Once upon a time a writer wrote a book that somehow found its way to being published and then, miracle of miracles, it was among the minute percentage chosen for review. In awe and terror, said writer would wait for the august verdict from on high. Would the venerable Telegraph reviewer, for instance, give the thumbs up, or not?
That’s changed now. The venerable Telegraph reviewer still exists, but Joe Public has online licence to stick his oar in, to argue and endorse for better or worse. And populating the blogosphere are vast numbers of book reviewing sites – lowbrow, highbrow, specialists on particular genres, those who know and love books, and those who simply simmer with hate or lust.
This bombardment of comment, confusing to writers and readers alike, was behind the telling question –‘Whose opinion is it anyway?’ – posed at the stimulating TLC Conference, WRITING IN A DIGITAL AGE, earlier this month. Whose opinion indeed?
Sam Leith, former Literary Editor of the Daily Telegraph, spoke for the ‘old guard’ in addressing the question … with three more questions: ‘What is criticism for, who is it aimed at, and who is to be trusted?’ he asked rhetorically. We sat forward in our seats. The average newspaper review, he declared, was ‘middlebrow stuff for interested readers, not academic criticism’. Reviewers aimed to entertain, to distinguish whether a book was ‘worth reading’ and whether it succeeded in doing what it set out to do.
Less clear about her mission – or perhaps less doctrinaire – was the blogger, Lynne Hatwell. ‘While a book review should be objective and unemotional, I have licence to throw myself into the emotional deep end of a book. I write about how a book makes me feel, and only choose books I enjoyed.’
Lynne’s blog, ‘dovegreyreader scribbles’ was established in 2006 and has grown into a strong online community in which news of a good book can spread around the world in minutes. This ‘grass roots’ championing and popularising of a work can have an effect on sales that is more important than the approbation of old-school reviewers.
This impact of blogging on sales was endorsed by Mark Thwaite, Head of Online at Quercus Books. In addition to his Quercus post, Mark is the founder and managing editor of a literary website called ReadySteadyBook. ‘I aimed for an online renaissance of literary criticism,’ he said. ‘This has not happened.’
His pessimism or modesty notwithstanding, The Times newspaper, however, has endorsed Thwaite’s ReadySteadyCook as ‘one of the best places on the web for clever, wise, sparky book-related discussions and reviews’. This may be a case of the printed press licking the hand that might be destined to feed it – or something like that.
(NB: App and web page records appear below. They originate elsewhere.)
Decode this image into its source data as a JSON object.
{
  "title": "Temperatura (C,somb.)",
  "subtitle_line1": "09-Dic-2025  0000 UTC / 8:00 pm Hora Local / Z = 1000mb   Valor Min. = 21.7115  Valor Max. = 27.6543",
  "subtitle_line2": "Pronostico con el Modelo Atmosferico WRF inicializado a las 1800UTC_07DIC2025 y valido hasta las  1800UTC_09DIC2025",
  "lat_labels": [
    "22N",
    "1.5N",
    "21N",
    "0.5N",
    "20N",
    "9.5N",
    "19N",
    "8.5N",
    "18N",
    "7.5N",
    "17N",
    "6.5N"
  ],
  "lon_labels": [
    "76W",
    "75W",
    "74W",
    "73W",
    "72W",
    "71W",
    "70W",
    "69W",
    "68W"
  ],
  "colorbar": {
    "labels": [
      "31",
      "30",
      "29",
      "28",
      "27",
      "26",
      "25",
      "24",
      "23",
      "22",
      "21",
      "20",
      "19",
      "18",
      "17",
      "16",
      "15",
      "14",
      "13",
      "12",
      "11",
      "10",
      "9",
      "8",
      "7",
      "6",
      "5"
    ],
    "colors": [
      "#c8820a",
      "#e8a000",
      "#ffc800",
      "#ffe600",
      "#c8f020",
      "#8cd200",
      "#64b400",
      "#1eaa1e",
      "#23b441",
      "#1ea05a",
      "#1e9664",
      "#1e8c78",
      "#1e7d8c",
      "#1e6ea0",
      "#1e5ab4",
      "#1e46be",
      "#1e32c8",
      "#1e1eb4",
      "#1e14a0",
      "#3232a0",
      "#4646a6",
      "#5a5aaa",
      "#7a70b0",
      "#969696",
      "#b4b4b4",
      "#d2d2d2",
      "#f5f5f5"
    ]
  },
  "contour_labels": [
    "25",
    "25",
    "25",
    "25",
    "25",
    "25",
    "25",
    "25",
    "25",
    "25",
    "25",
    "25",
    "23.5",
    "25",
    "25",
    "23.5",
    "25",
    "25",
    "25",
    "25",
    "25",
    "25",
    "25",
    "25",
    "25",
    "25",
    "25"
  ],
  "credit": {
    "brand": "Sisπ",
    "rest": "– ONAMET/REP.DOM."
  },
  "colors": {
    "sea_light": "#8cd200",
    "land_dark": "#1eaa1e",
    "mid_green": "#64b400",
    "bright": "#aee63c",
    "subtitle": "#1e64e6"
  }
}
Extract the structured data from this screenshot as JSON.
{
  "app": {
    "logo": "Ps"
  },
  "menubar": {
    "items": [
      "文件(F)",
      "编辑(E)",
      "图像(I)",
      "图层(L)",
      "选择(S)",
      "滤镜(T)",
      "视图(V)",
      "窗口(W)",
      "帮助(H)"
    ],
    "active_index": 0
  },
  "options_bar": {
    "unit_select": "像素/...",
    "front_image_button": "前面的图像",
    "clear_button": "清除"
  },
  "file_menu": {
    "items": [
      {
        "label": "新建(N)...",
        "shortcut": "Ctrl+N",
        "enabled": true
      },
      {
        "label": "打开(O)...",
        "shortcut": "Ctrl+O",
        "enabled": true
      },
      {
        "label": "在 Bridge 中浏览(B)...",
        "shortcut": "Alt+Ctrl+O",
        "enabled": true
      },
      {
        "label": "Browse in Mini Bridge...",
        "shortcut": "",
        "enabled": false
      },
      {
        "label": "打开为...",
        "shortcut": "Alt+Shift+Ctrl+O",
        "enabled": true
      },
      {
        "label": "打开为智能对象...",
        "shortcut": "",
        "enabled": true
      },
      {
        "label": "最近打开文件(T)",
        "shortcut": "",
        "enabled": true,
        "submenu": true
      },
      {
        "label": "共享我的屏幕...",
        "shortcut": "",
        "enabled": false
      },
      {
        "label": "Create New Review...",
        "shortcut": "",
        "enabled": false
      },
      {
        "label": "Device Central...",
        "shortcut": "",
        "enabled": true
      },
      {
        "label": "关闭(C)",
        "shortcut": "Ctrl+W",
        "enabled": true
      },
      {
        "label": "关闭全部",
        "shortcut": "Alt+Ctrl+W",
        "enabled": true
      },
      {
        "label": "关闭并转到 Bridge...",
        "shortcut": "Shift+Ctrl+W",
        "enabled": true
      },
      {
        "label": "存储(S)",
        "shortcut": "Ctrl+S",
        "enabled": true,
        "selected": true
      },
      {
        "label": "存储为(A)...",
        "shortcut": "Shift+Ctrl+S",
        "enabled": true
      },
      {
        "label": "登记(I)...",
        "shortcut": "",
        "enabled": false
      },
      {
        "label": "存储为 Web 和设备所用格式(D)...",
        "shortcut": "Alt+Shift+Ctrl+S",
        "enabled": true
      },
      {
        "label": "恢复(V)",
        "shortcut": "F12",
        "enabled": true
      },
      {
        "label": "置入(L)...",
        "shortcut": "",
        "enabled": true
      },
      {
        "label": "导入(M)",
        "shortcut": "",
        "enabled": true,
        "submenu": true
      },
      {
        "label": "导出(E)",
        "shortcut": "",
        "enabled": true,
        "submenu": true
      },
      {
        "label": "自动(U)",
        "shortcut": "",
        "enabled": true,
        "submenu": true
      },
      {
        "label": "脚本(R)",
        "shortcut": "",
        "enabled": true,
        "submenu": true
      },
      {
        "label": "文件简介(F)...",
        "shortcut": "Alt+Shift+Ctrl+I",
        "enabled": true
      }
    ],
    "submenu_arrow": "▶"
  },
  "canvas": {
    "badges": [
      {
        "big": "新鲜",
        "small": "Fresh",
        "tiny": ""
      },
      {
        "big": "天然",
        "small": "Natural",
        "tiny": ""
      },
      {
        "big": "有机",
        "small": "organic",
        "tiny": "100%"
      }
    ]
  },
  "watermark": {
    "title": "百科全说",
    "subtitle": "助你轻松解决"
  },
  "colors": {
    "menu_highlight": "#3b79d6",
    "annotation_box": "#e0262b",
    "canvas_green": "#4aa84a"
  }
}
Whatever, the answers given by the panel to the question posed by its chairman, bibliophile Paul Blezard, were gloomy indeed.
‘Is print reviewing dead?’ Blezard wanted to know.
‘Not quite,’ pronounced Sam Leith. ‘But the patient is looking peaky.’
While it was agreed that the rise of the blogger had impacted on the power of the professional reviewer, a note of caution was raised about ‘amateur reviewers’ who, under the cloak of anonymity, could be dishonest, disreputable and/or ill informed.
And so – what do you think? About anything ..